The emergence of smart cars has opened the door to limitless possibilities for technology and innovation – but also to threats beyond the car itself. New research from Michigan State University is the first to apply criminal justice theory to smart vehicles, revealing cracks in the current system leading to potential cyber risks.
“Automotive cybersecurity is an area we don’t understand well in the social sciences. While there are groups of computer scientists and engineers digging into some of the issues, the social aspects are extremely relevant and under-examined,” said Thomas Holt, professor of criminal justice at MSU. “As the technology gets greater market share, it’s critical to get ahead of the curve before there are issues we can’t rein in.”

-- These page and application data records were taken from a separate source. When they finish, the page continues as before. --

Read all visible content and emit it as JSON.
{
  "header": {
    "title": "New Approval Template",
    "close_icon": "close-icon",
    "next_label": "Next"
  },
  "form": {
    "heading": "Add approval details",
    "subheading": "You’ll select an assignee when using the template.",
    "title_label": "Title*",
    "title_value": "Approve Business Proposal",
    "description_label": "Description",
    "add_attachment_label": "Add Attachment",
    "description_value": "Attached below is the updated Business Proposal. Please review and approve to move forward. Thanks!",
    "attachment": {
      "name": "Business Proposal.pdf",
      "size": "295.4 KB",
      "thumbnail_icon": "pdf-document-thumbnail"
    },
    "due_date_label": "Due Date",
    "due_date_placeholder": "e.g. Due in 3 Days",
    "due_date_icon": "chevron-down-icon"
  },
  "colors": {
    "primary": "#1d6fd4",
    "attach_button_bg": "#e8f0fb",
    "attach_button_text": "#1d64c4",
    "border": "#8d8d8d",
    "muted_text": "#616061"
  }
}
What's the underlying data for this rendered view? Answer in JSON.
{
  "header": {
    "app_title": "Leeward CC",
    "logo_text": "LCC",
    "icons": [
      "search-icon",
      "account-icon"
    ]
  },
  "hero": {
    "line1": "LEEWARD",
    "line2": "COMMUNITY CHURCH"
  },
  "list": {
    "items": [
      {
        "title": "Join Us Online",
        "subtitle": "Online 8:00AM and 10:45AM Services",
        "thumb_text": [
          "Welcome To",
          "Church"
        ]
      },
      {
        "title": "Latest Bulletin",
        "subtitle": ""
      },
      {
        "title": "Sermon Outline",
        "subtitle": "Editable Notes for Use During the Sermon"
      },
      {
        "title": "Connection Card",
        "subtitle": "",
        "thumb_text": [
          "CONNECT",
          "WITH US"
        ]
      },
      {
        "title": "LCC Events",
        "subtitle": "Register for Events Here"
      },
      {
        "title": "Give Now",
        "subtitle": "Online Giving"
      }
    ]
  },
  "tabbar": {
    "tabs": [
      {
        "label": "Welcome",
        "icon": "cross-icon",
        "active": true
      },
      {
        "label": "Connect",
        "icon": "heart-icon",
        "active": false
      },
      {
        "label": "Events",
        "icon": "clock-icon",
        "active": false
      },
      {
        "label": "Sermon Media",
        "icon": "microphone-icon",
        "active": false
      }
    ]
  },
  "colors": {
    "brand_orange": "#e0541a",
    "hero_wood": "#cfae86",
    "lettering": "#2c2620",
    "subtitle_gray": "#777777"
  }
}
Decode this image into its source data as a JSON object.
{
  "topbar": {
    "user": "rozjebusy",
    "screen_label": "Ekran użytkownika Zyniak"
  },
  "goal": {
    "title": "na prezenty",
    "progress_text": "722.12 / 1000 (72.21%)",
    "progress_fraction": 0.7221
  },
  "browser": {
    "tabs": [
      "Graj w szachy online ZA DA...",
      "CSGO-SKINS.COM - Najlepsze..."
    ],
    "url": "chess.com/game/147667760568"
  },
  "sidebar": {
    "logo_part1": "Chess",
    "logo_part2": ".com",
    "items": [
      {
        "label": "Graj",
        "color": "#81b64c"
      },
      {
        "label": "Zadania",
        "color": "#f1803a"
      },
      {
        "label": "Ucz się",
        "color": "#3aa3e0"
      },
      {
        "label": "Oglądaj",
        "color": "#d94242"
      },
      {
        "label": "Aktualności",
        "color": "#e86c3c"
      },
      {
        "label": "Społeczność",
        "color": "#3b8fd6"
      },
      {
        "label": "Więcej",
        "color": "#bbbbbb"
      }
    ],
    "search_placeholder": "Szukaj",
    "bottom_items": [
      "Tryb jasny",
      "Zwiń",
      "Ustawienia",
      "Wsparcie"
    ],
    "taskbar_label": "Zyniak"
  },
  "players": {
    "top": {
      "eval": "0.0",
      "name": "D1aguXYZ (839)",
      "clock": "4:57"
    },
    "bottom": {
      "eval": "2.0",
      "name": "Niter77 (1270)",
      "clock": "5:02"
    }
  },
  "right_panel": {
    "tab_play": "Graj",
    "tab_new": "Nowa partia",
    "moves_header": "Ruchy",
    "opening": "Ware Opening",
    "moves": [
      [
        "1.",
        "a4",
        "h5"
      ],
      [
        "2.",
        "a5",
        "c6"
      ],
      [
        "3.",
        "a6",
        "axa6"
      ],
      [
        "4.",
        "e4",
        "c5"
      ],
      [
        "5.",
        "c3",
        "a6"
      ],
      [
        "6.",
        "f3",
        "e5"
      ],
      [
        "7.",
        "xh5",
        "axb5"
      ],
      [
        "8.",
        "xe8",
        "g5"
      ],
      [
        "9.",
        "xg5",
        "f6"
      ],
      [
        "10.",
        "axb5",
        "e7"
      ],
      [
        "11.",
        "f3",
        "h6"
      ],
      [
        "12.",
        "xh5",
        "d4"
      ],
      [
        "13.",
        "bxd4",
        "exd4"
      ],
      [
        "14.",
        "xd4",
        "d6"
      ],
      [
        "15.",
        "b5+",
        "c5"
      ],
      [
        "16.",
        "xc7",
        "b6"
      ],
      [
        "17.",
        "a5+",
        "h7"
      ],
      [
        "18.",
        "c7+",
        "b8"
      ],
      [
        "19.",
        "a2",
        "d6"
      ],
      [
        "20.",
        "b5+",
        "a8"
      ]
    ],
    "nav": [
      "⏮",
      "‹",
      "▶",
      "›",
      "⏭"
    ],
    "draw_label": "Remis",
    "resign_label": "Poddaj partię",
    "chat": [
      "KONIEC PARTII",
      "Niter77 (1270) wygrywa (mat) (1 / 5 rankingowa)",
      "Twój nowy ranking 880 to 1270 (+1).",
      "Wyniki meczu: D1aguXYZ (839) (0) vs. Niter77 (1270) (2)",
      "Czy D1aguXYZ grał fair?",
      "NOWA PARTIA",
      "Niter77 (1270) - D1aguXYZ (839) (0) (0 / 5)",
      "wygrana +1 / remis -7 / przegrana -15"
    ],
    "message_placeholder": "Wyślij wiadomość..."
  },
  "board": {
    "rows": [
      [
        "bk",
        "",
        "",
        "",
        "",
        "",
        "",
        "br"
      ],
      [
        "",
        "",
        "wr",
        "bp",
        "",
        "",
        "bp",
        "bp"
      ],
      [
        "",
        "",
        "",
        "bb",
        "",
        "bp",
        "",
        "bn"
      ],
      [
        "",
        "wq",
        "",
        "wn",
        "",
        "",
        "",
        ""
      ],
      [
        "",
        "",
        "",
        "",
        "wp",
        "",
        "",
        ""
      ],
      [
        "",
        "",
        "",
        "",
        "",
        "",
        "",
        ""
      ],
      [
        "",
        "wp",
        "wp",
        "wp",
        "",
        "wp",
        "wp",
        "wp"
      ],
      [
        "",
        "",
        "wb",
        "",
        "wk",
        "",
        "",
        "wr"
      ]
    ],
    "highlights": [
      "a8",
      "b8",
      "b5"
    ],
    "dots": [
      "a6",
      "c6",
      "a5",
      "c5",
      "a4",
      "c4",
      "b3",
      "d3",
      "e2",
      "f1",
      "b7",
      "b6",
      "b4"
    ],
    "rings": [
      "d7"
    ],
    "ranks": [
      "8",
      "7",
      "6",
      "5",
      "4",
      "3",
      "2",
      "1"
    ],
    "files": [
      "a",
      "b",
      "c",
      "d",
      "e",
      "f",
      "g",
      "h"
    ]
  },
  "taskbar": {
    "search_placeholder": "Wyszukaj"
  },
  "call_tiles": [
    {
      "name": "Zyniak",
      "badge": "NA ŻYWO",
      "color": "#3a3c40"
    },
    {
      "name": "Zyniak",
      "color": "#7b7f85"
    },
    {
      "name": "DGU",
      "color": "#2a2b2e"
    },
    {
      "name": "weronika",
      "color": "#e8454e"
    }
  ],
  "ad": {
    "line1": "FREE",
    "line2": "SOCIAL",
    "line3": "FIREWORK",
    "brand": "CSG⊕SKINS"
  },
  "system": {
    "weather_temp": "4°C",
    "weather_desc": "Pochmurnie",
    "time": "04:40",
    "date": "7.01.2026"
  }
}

As vehicles become smarter and more connected to WiFi networks, hackers will have more opportunities to breach vehicle systems. Connecting your smartphone through a USB port can give a hacker backdoor access to data from both your phone and your car. Additionally, Google Android users who can download apps from unverified sites are even more at-risk.